WHAT IS REQUIRED: Within the entries below, every line containing "JSON" is to be copied.

RECORDS PROVIDED:
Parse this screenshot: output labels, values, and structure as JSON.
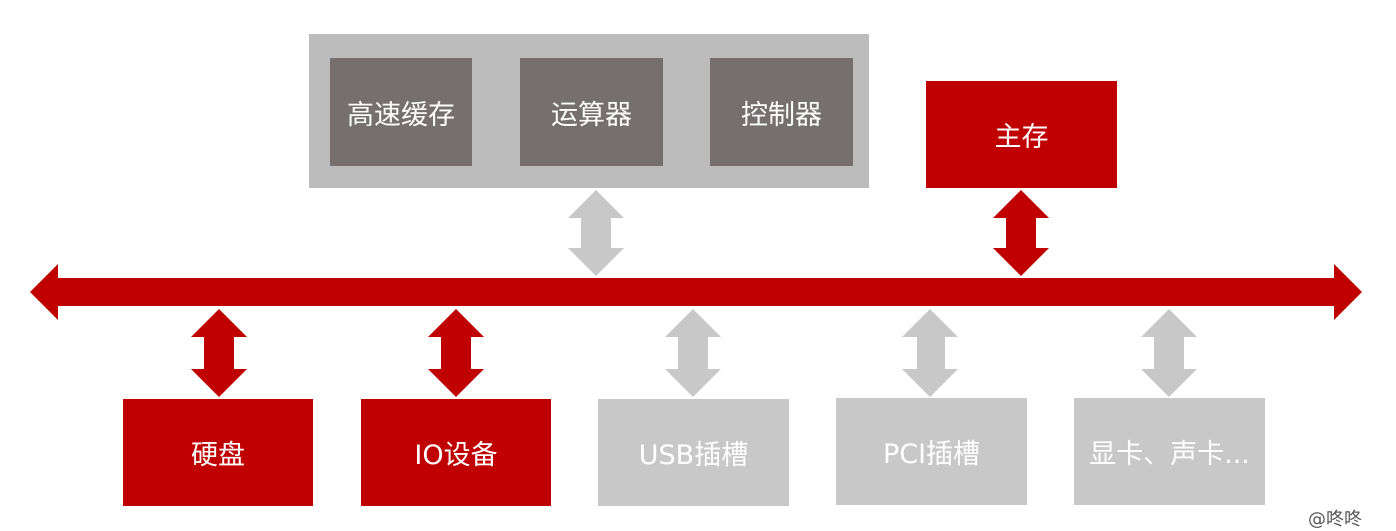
{
  "cpu": {
    "cache": "高速缓存",
    "alu": "运算器",
    "control": "控制器"
  },
  "main_memory": "主存",
  "devices": {
    "disk": "硬盘",
    "io": "IO设备",
    "usb": "USB插槽",
    "pci": "PCI插槽",
    "cards": "显卡、声卡..."
  },
  "footer": "@咚咚",
  "colors": {
    "bus_red": "#c00000",
    "grey_arrow": "#c8c8c8",
    "cpu_frame": "#bcbcbc",
    "cpu_inner": "#756f6e"
  }
}
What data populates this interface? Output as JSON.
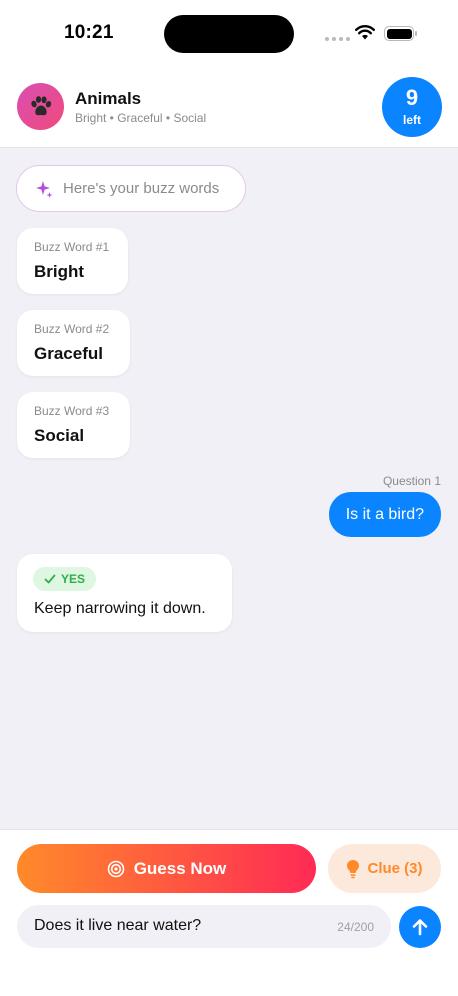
{
  "status": {
    "time": "10:21"
  },
  "header": {
    "title": "Animals",
    "subtitle": "Bright • Graceful • Social",
    "remaining_count": "9",
    "remaining_label": "left",
    "avatar_icon": "paw-icon",
    "avatar_colors": [
      "#d94fb2",
      "#ef4a7c"
    ]
  },
  "chat": {
    "intro": "Here's your buzz words",
    "buzz_words": [
      {
        "label": "Buzz Word #1",
        "value": "Bright"
      },
      {
        "label": "Buzz Word #2",
        "value": "Graceful"
      },
      {
        "label": "Buzz Word #3",
        "value": "Social"
      }
    ],
    "question_label": "Question 1",
    "question": "Is it a bird?",
    "answer_badge": "YES",
    "answer_text": "Keep narrowing it down."
  },
  "actions": {
    "guess_label": "Guess Now",
    "clue_label": "Clue (3)",
    "input_value": "Does it live near water?",
    "char_count": "24/200"
  },
  "colors": {
    "accent": "#0a84ff",
    "guess_gradient": [
      "#ff8a2a",
      "#ff2a55"
    ],
    "clue_bg": "#fde8dc",
    "clue_text": "#ff8a2a",
    "yes_bg": "#def6e2",
    "yes_text": "#2fae4b",
    "background": "#f1f0f6"
  }
}
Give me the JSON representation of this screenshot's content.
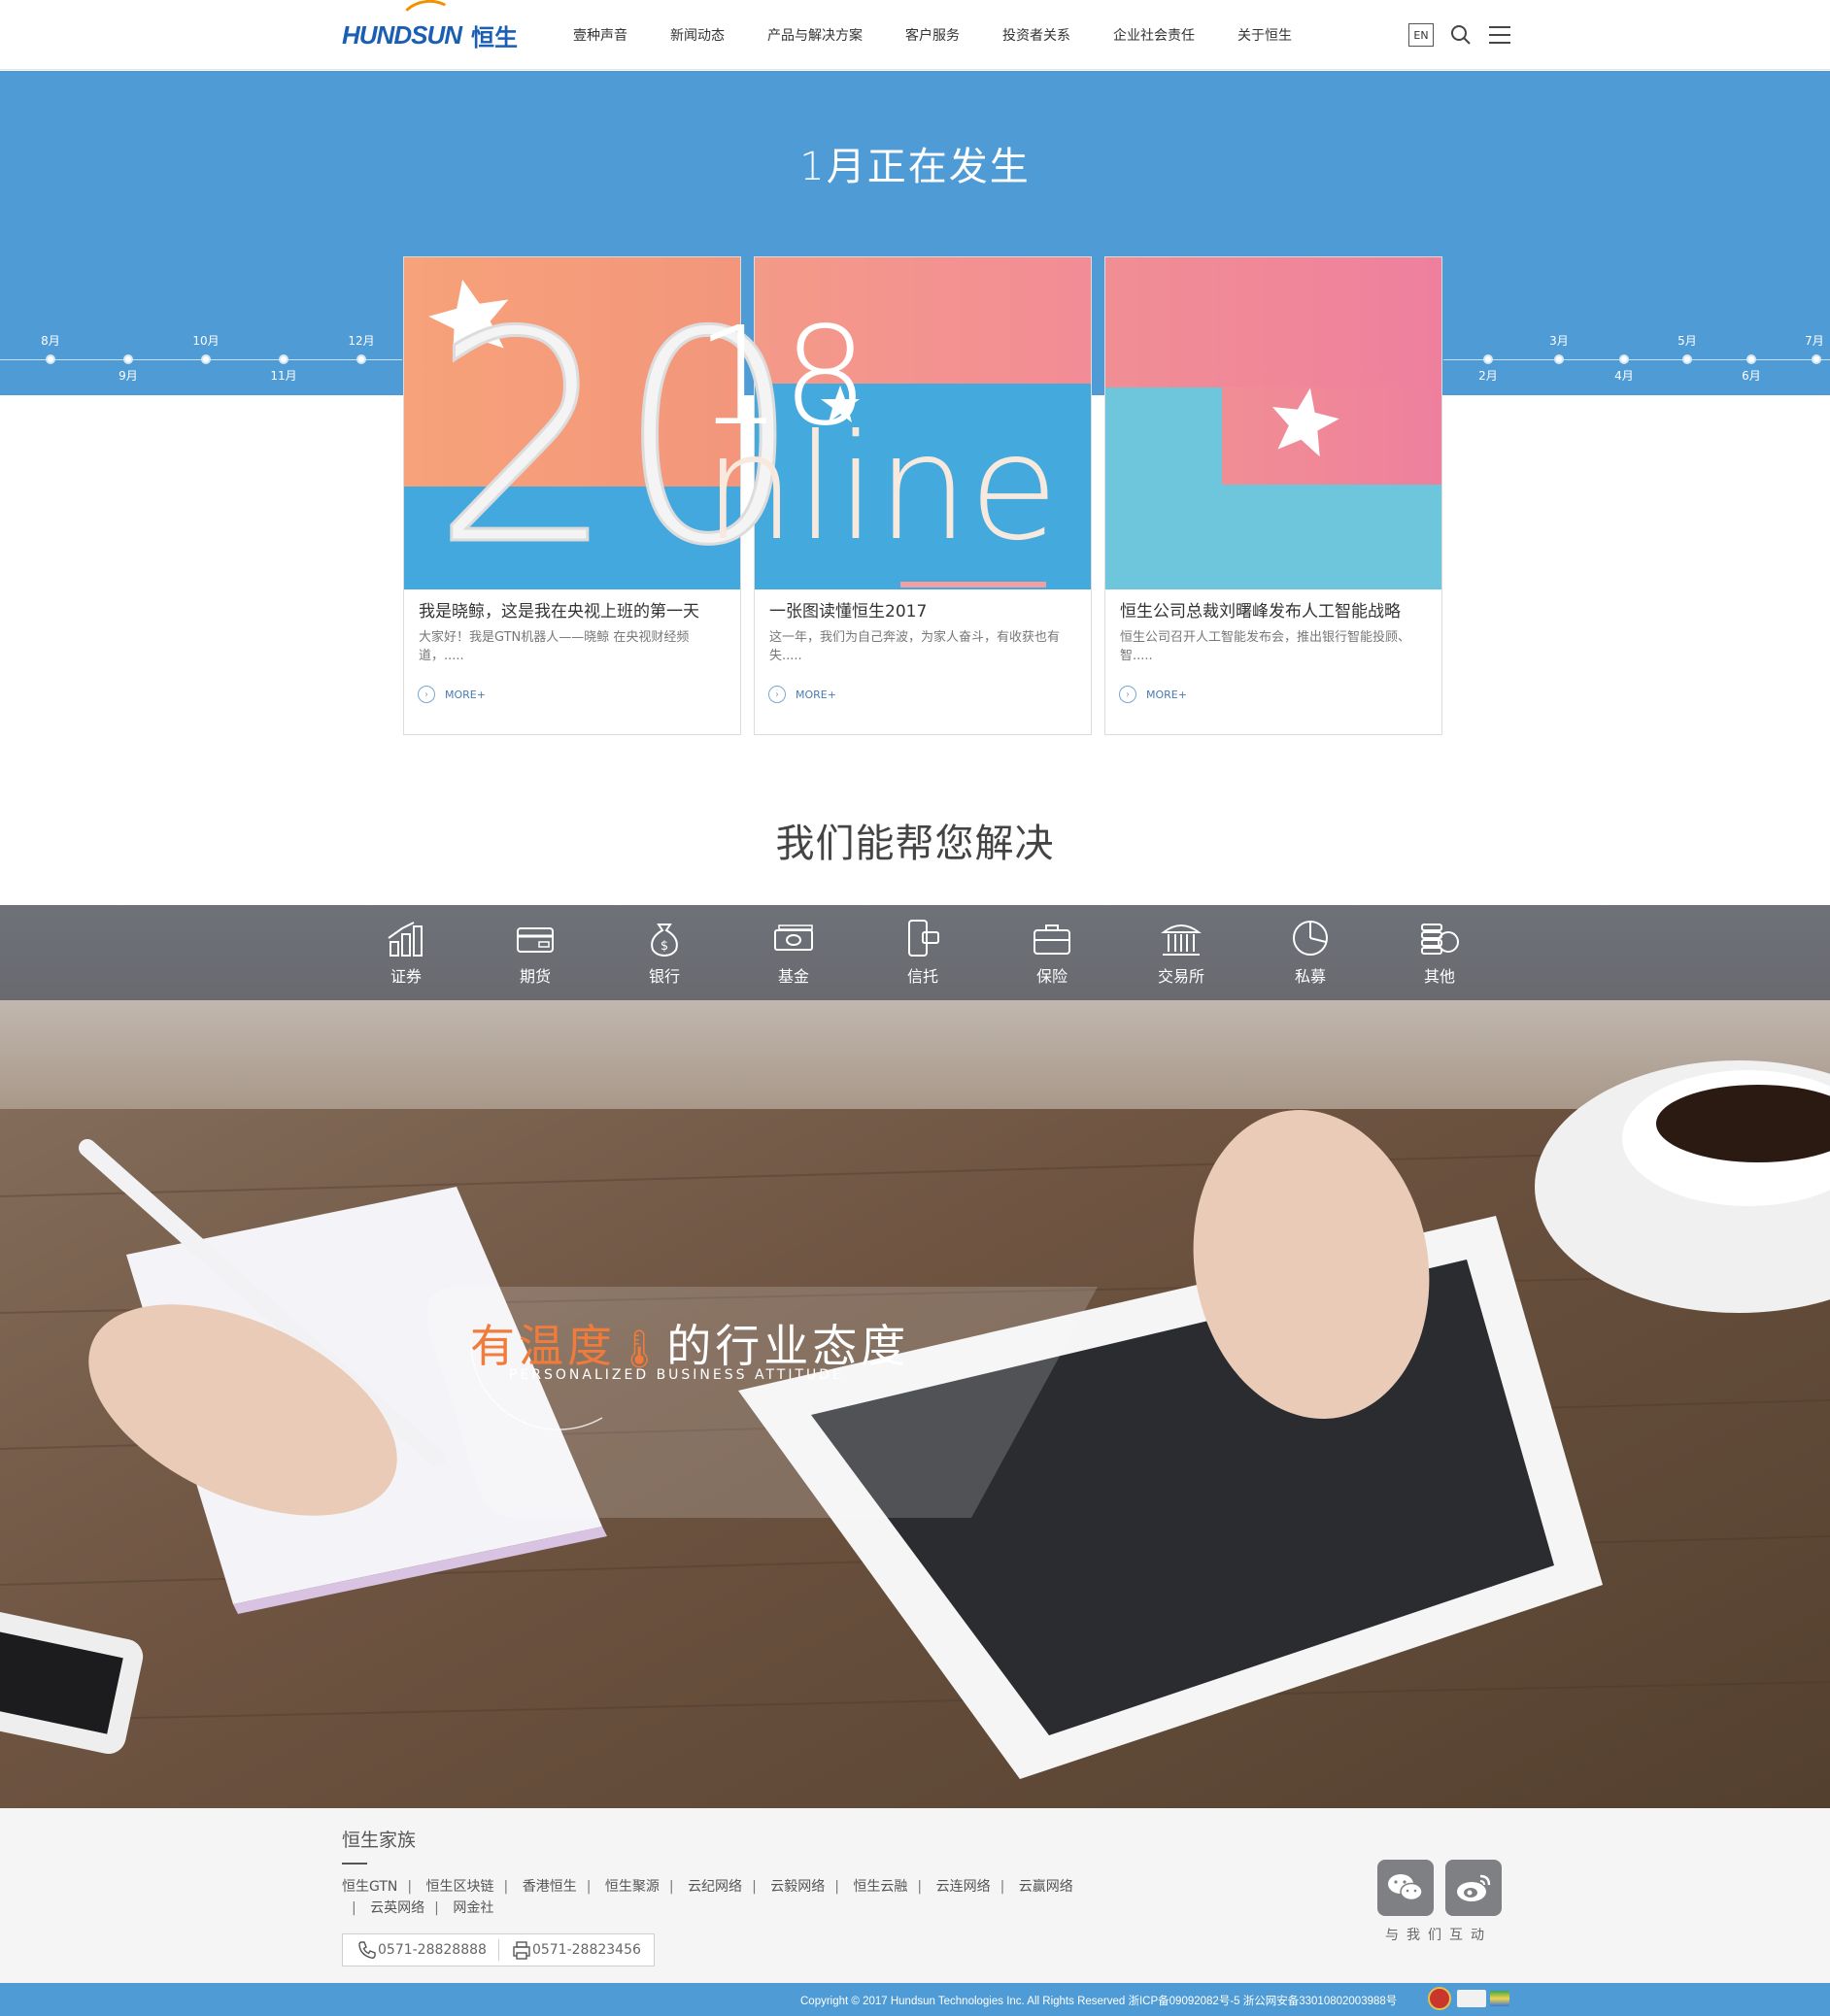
{
  "header": {
    "logo_text": "HUNDSUN",
    "logo_cn": "恒生",
    "nav": [
      "壹种声音",
      "新闻动态",
      "产品与解决方案",
      "客户服务",
      "投资者关系",
      "企业社会责任",
      "关于恒生"
    ],
    "lang_label": "EN",
    "icons": [
      "search-icon",
      "menu-icon"
    ]
  },
  "hero": {
    "title": "1月正在发生",
    "timeline_left": [
      "8月",
      "9月",
      "10月",
      "11月",
      "12月"
    ],
    "timeline_right": [
      "2月",
      "3月",
      "4月",
      "5月",
      "6月",
      "7月"
    ]
  },
  "banner_text": {
    "year_a": "20",
    "year_b": "18",
    "word_o": "0",
    "word_rest": "nline"
  },
  "cards": [
    {
      "title": "我是晓鲸，这是我在央视上班的第一天",
      "desc": "大家好！我是GTN机器人——晓鲸 在央视财经频道，.....",
      "more": "MORE+"
    },
    {
      "title": "一张图读懂恒生2017",
      "desc": "这一年，我们为自己奔波，为家人奋斗，有收获也有失.....",
      "more": "MORE+"
    },
    {
      "title": "恒生公司总裁刘曙峰发布人工智能战略",
      "desc": "恒生公司召开人工智能发布会，推出银行智能投顾、智.....",
      "more": "MORE+"
    }
  ],
  "solutions": {
    "title": "我们能帮您解决",
    "categories": [
      {
        "label": "证券",
        "icon": "bar-chart-icon"
      },
      {
        "label": "期货",
        "icon": "card-icon"
      },
      {
        "label": "银行",
        "icon": "money-bag-icon"
      },
      {
        "label": "基金",
        "icon": "banknote-icon"
      },
      {
        "label": "信托",
        "icon": "phone-card-icon"
      },
      {
        "label": "保险",
        "icon": "briefcase-icon"
      },
      {
        "label": "交易所",
        "icon": "building-icon"
      },
      {
        "label": "私募",
        "icon": "pie-chart-icon"
      },
      {
        "label": "其他",
        "icon": "coins-icon"
      }
    ],
    "slogan_highlight": "有温度",
    "slogan_rest": "的行业态度",
    "slogan_sub": "PERSONALIZED BUSINESS ATTITUDE"
  },
  "footer": {
    "family_title": "恒生家族",
    "links": [
      "恒生GTN",
      "恒生区块链",
      "香港恒生",
      "恒生聚源",
      "云纪网络",
      "云毅网络",
      "恒生云融",
      "云连网络",
      "云赢网络",
      "云英网络",
      "网金社"
    ],
    "phone": "0571-28828888",
    "fax": "0571-28823456",
    "social_label": "与我们互动",
    "copyright": "Copyright © 2017 Hundsun Technologies Inc. All Rights Reserved 浙ICP备09092082号-5 浙公网安备33010802003988号"
  },
  "colors": {
    "brand_blue": "#4e9bd6",
    "logo_blue": "#1a5fb4",
    "accent_orange": "#f29100",
    "slogan_orange": "#f07b3a"
  }
}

YOUR SOLUTION:
Parse this screenshot: output labels, values, and structure as JSON.
What data populates this interface? Output as JSON.
Give me the JSON representation of this screenshot's content.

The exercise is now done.